▸ YOUR INSTRUCTIONS: Return the lines below in which the string "Portal" occurs.

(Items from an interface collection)
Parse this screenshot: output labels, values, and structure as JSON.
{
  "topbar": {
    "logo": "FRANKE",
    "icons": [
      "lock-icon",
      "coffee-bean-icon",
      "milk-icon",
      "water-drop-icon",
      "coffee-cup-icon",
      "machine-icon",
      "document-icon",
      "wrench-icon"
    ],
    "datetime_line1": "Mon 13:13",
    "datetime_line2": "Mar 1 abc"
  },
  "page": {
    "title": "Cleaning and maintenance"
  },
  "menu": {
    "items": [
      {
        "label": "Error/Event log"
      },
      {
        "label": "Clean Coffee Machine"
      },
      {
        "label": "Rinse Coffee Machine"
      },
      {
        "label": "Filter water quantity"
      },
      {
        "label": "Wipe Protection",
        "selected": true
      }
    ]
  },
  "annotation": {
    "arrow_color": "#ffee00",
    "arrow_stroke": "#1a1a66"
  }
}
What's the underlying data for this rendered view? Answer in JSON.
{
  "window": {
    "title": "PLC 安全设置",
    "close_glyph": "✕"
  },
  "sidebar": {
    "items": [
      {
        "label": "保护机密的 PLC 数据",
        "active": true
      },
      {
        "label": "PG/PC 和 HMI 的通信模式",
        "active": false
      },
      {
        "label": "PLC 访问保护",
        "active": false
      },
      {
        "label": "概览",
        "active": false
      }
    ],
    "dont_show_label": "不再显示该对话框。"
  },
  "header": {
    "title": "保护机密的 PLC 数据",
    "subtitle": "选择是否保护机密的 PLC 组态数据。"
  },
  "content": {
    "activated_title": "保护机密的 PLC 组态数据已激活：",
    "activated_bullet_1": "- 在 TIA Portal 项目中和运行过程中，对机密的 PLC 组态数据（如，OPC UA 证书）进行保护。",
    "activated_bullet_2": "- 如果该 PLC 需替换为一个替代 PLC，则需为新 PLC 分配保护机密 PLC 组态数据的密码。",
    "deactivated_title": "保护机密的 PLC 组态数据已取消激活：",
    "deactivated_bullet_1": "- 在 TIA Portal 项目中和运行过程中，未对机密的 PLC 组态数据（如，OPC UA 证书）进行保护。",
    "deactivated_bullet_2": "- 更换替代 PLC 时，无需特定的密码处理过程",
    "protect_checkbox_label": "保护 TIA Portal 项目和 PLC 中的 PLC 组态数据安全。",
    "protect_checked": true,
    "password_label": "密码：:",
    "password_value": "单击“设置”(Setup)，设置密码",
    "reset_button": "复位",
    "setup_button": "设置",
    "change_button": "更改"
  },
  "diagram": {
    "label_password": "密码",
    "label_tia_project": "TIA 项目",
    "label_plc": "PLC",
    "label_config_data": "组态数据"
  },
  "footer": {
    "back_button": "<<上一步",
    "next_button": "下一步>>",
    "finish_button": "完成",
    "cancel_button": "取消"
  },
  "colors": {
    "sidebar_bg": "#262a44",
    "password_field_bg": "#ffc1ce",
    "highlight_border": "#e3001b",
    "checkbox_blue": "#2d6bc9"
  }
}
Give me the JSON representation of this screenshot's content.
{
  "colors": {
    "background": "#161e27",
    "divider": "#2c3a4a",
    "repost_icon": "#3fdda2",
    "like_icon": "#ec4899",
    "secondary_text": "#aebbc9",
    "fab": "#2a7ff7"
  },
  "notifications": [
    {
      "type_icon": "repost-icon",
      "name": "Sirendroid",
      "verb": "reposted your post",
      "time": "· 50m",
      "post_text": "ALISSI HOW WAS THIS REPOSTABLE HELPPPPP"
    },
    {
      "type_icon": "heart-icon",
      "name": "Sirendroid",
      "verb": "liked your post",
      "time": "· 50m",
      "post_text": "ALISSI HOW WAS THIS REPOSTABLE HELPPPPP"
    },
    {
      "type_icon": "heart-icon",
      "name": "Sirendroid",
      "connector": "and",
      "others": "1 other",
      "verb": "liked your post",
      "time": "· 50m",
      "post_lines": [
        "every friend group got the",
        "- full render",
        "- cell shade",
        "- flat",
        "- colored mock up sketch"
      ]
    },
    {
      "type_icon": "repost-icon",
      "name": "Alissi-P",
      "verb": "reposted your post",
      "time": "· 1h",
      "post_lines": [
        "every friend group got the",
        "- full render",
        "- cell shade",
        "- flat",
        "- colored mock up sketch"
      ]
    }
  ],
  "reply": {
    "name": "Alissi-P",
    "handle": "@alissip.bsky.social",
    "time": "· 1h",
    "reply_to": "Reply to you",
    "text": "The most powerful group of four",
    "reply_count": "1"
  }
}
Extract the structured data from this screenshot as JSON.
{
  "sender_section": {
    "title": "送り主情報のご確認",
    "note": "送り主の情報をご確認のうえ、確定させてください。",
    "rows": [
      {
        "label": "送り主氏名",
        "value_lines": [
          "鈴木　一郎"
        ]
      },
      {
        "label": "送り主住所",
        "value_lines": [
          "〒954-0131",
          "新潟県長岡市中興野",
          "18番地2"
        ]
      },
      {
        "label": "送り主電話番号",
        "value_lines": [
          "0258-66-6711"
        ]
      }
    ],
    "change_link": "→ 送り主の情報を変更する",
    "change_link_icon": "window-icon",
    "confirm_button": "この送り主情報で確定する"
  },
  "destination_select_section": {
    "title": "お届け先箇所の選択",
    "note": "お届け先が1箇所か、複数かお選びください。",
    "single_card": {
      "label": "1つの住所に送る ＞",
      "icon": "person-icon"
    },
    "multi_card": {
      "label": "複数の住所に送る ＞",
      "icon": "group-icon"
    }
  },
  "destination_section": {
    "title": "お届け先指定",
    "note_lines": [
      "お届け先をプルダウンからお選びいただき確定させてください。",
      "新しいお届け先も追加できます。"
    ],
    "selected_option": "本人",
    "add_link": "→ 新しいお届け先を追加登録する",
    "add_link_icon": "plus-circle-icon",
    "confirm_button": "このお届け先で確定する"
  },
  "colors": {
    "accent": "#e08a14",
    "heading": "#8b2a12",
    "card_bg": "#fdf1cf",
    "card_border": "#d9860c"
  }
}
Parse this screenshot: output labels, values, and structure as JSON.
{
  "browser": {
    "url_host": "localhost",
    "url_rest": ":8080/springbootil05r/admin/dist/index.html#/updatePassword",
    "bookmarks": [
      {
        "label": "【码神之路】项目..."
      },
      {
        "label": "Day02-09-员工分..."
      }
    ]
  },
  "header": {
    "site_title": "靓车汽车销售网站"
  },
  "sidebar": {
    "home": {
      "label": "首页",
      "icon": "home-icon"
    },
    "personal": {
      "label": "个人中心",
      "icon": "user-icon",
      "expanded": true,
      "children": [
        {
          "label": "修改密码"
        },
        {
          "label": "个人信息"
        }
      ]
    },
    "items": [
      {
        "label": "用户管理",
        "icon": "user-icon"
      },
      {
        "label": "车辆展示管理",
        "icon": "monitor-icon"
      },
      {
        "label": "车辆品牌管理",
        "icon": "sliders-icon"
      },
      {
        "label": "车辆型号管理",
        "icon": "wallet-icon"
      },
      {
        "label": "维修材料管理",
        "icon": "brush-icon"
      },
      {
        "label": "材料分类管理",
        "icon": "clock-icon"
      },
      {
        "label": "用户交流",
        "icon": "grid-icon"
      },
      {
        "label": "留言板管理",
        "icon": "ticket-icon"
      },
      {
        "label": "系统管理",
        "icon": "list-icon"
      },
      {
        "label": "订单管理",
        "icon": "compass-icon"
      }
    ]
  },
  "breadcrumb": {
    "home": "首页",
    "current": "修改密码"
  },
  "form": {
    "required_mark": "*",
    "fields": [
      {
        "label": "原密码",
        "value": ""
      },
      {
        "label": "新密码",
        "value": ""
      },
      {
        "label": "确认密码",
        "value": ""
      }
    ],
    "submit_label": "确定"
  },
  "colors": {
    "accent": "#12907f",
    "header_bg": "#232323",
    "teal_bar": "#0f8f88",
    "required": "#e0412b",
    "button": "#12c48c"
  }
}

▸ SOLUTION TO THIS TASK:
    "activated_bullet_1": "- 在 TIA Portal 项目中和运行过程中，对机密的 PLC 组态数据（如，OPC UA 证书）进行保护。",
    "deactivated_bullet_1": "- 在 TIA Portal 项目中和运行过程中，未对机密的 PLC 组态数据（如，OPC UA 证书）进行保护。",
    "protect_checkbox_label": "保护 TIA Portal 项目和 PLC 中的 PLC 组态数据安全。",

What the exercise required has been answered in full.